Yesterday, I was reading the transcript of a recent episode of the NPR podcast, Life Kit, with Frank Festa, entitled, “Defining masculinity on your own terms.” In the podcast, one of the guests says, “Masculinity, in many ways, is a performance.” Hmmm…an interesting assessment. One that strangely sparks memories of my youth.

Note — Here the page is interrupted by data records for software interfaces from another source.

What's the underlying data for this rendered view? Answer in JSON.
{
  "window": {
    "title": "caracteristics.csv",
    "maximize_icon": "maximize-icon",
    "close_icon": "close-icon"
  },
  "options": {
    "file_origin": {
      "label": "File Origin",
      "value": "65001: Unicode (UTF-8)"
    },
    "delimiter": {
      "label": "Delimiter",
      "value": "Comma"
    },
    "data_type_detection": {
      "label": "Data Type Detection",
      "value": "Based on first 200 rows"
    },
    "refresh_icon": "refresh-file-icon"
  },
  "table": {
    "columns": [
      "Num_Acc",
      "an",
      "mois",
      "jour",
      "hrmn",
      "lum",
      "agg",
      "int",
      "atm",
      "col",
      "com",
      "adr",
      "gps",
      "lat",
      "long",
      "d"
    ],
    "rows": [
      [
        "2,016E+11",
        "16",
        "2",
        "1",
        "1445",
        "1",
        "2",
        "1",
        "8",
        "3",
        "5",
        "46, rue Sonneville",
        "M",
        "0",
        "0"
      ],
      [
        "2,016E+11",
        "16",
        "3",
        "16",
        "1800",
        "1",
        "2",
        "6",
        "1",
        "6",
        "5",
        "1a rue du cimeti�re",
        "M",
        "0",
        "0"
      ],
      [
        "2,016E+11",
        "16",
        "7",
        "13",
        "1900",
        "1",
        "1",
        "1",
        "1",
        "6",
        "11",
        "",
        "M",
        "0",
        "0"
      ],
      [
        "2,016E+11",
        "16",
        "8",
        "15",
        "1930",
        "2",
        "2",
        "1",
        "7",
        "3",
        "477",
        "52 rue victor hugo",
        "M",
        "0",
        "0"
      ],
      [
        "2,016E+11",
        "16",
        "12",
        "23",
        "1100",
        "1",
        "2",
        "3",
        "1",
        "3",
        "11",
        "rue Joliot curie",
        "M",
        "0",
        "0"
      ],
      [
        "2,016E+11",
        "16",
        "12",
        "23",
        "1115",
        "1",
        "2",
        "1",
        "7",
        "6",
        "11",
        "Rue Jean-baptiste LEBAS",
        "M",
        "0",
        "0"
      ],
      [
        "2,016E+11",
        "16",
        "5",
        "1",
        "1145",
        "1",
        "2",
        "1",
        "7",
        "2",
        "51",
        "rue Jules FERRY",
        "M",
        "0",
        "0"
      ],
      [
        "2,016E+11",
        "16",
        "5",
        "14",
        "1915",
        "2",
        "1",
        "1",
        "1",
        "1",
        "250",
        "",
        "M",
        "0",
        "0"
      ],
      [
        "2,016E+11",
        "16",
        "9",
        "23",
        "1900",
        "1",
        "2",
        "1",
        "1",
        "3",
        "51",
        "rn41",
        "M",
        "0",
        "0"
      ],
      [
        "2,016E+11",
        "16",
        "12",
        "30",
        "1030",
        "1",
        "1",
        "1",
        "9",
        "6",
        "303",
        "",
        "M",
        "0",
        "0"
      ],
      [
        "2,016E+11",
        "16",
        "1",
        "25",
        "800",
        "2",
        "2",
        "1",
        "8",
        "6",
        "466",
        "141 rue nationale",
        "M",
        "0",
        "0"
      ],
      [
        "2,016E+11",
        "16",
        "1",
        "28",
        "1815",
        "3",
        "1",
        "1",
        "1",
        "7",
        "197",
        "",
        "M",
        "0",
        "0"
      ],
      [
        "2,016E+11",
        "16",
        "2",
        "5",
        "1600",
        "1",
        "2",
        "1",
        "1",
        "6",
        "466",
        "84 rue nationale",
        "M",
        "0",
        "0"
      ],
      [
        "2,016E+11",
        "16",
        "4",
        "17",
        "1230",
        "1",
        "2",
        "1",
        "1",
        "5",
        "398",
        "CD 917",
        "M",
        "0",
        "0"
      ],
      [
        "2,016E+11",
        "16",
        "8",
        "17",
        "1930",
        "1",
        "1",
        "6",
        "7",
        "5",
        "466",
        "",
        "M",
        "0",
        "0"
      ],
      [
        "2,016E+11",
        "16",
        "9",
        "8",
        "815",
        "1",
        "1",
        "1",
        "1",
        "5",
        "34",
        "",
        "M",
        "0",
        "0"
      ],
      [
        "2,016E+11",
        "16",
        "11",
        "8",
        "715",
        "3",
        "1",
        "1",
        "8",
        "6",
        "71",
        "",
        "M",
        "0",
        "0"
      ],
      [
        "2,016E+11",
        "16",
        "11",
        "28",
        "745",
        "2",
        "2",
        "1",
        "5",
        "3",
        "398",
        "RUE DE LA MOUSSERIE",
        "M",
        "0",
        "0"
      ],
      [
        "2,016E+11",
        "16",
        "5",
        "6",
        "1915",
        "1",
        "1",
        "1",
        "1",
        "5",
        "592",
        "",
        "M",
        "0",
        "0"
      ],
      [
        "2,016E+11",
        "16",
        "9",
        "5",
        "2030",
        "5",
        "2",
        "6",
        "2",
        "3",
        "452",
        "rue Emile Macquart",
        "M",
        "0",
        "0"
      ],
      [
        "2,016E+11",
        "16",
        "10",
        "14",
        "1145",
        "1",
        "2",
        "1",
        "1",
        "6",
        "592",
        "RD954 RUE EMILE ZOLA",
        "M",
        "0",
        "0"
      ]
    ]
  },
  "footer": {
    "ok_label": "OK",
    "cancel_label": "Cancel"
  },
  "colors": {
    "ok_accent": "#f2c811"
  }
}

I grew up loving comic books. Superheroes. Fascinated by the stories. Champions righting the wrongs. Fighting the bad guys. But I was particularly drawn to the idea of the secret identity/alter ego. Who is the true self? The one conceived at birth or the one who emerges. Peter Parker or Spiderman? Bruce Wayne or Batman? Diana Prince or Wonder Woman? Authors of the genre say that the secret identity exists to protect the hero and their loved ones. It also gives the hero the opportunity to have more of a life beyond their crime fighting. And, no doubt, the alter ego effect provides the author with all sorts of compelling plot twists. For a young me, this literary device helped me explore the “voice in my head,” my alter ego. He spoke to me and I talked back. I fantasized that I could conjure this hero who could change the world. He was something different, someone more. I suppose it really wasn’t about changing the world, it was always about changing my world…me.
So, what does this recollection have to do with masculinity as a performance? First, I want to share that I am starting to get frustrated by the ongoing attention and debate around masculinity and femininity. Certainly, my exposure to this subject matter might be enhanced by the “water I am swimming in,” but it’s just not that because the subject of sex and gender is all over mass media as well. Personally, I would prefer we talk more about our humanity, but here we are, and for now, I trudge on. Despite all the societal gender bantering, my perspective is that our social systems and constructs are still all about instilling traditional gender norms and most of us fall in line with that. But my gut tells me that for many of us those norms, the falling in line, that identity doesn’t fit. Yet, we perform. Our secret, real self hides behind the alter ego. In the context of a comic book story, this performance may be a necessary one. But, in the real world, I wonder if our Clark Kents inhibit our Supermen (enough with the superhero analogy?). I’ll be 60 this year and I still dig superhero stories. I think, for the most part, me and my alter ego have integrated over the years. Life is certainly simpler that way. What a hassle it is to keep the secret and to always be performing. Might as well just be me. How about you?
didn’t know that about your love for comic books Shaun. Who is/was your favorite? Regarding masculine/feminine- is it the frame work that frustrates you? the debate about it? or all of the above? i have no problem with the framework, but i can see how the debate can be exhausting. however i’m a bigger fan of frameworks than you are. what if we threw away the labels and instead said i need to get more in touch with my soft side or my more stoic/forceful side as opposed to the need to get in touch with my feminine or masculine? would that help?
a favorite?? that’s a tough one. probably super because I was first exposed to george reeves as superman before I even bought a comic. you? RE: M/F, it’s all of the above. For me, there is not much value in exploring these different sides. I am interested in understanding my integrated self and how he shows up in the world…consciously, candidly, curiously, emotionally and intentionally. 😉